Being productive is all about preparation.
If you know what you need to do ahead of time, you will know exactly where to dive in as soon as you get started. On the flip-side, if you do not take the time to prepare, you will find yourself flustered and uncertain because you now have to think through whatever it is you need to do.
Having a great week does not start on Monday. It starts Sunday night. It begins with what you set in your mind you are going to do, before you actually set out to do it.
Here are a few ways to “get your mind right” for the week ahead:
1. Reflect on what you’ve already finished.
Your to-do list is, and will always be, fluid.
It moves as you move, and it stays put as you stay put. If you don’t get things done, they remain on the list. And if you are always getting things done, then your list will be a growing and expanding reflection of that process (which is the goal).
However, in order to know what is “next,” you need to take a moment to reflect on the status of where things currently are. Look through your to-do list from the week prior and see what you got done or didn’t get done — and then ask yourself why certain things got accomplished and others didn’t.
If something remains on your to-do list for weeks on end, you need to make a decision:
Either remove it entirely (clearly it’s not getting done) or push it all the way to the top and make it a priority to do that item before anything else.
Take the time to reflect, though.
It is immensely valuable over the long term.
2. Organize your to-do items based on category.
This is a tactic I’ve learned from Tony Robbins (although I’m sure many others use it as well).
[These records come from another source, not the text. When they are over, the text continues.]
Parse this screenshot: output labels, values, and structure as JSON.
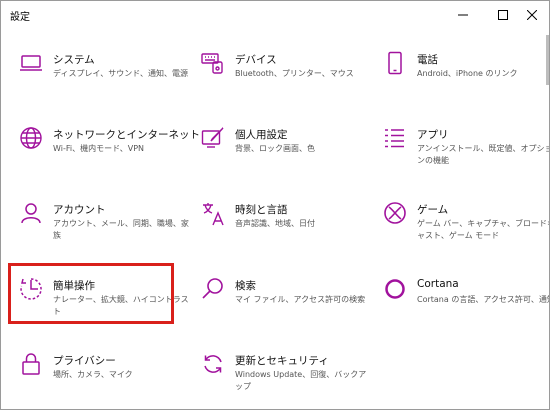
{
  "window": {
    "title": "設定",
    "controls": {
      "minimize": "minimize-icon",
      "maximize": "maximize-icon",
      "close": "close-icon"
    }
  },
  "accent_color": "#a1129d",
  "highlight_color": "#d9201b",
  "tiles": [
    {
      "name": "システム",
      "desc": "ディスプレイ、サウンド、通知、電源",
      "icon": "laptop-icon"
    },
    {
      "name": "デバイス",
      "desc": "Bluetooth、プリンター、マウス",
      "icon": "keyboard-icon"
    },
    {
      "name": "電話",
      "desc": "Android、iPhone のリンク",
      "icon": "phone-icon"
    },
    {
      "name": "ネットワークとインターネット",
      "desc": "Wi-Fi、機内モード、VPN",
      "icon": "globe-icon"
    },
    {
      "name": "個人用設定",
      "desc": "背景、ロック画面、色",
      "icon": "paint-icon"
    },
    {
      "name": "アプリ",
      "desc": "アンインストール、既定値、オプションの機能",
      "icon": "apps-list-icon"
    },
    {
      "name": "アカウント",
      "desc": "アカウント、メール、同期、職場、家族",
      "icon": "person-icon"
    },
    {
      "name": "時刻と言語",
      "desc": "音声認識、地域、日付",
      "icon": "time-language-icon"
    },
    {
      "name": "ゲーム",
      "desc": "ゲーム バー、キャプチャ、ブロードキャスト、ゲーム モード",
      "icon": "xbox-icon"
    },
    {
      "name": "簡単操作",
      "desc": "ナレーター、拡大鏡、ハイコントラスト",
      "icon": "ease-of-access-icon"
    },
    {
      "name": "検索",
      "desc": "マイ ファイル、アクセス許可の検索",
      "icon": "search-icon"
    },
    {
      "name": "Cortana",
      "desc": "Cortana の言語、アクセス許可、通知",
      "icon": "cortana-icon"
    },
    {
      "name": "プライバシー",
      "desc": "場所、カメラ、マイク",
      "icon": "lock-icon"
    },
    {
      "name": "更新とセキュリティ",
      "desc": "Windows Update、回復、バックアップ",
      "icon": "refresh-icon"
    }
  ]
}
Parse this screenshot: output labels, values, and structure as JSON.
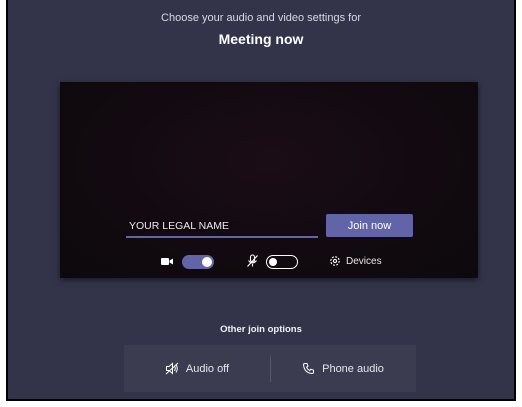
{
  "header": {
    "subtitle": "Choose your audio and video settings for",
    "title": "Meeting now"
  },
  "preview": {
    "name_input": {
      "value": "YOUR LEGAL NAME",
      "placeholder": ""
    },
    "join_label": "Join now"
  },
  "controls": {
    "camera_toggle": "on",
    "mic_toggle": "off",
    "devices_label": "Devices"
  },
  "other_options": {
    "label": "Other join options",
    "audio_off_label": "Audio off",
    "phone_audio_label": "Phone audio"
  },
  "colors": {
    "background": "#33344a",
    "accent": "#6264a7",
    "preview": "#120a10"
  }
}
Go through your to-do list and organize things by category or project, even separating between “Random Life Things” and “Work Things.”
The reason why it’s helpful to organize by category is two-fold:
First, it is far less overwhelming to look at a to-do list that is organized by category.
Looking at a long and random list of everything mixed together, you can feel how exhausting it would be to bounce between so many different types of tasks.
That’s what you want to avoid.
Instead, organize by category so that you can get in one frame of mind and work through everything in that specific category. You are far more efficient when you can remain in one frame of mind for a long period of time, rather than bouncing between different types of tasks.
Organize, and you’ll be more efficient.
3. Do what you can ahead of time.
The best example I have of this is meal preparation.
If you bring your lunch to work, or you pack your bag in the morning, why not do those things the night before?
Anything you can do ahead of time gives you more freedom the next day, and is one less thing you have to think about.
The reason why this is so valuable is that you have more head space to think about what is coming up next, instead of trying to remember all the things you have to do.
Mondays are always jam packed.
Anything you can get done now, you might as well.
4. Prioritize input, not output.
Sundays should be input days — not output days.
The start of every week is always output focused. You show up to the office, or to school, or even to your own desk to crank through work, and you are expected to be in output mode.
Knowing that’s around the bend, it is advantageous of you to spend as much of Sunday as possible in input mode. You want to be feeding your creativity and your soul so that come Monday morning you are ready to go. Think of a windup car. You pull it back, you pull it back, and then you let it rip.
That’s input. And more input leads to better output.
5. Take time to yourself.
And finally, the most important part of Sunday night should be the time you take solely for yourself.
Going back to this idea of input versus output, you need to quiet down and relax in order to sustain yourself throughout the week. One way to do this is to meditate. Another way is to read (a book, not social media), or even to just sit quietly with a cup of tea. Silence does wonders, and in our overly busy society it is a valuable asset we all too often forget. Take time to yourself and sit in silence.
If you can sit in silence even for just fifteen minutes, you will be amazed at how refreshed you feel.
And then go to sleep feeling ready for the week ahead.
By Nicolas Cole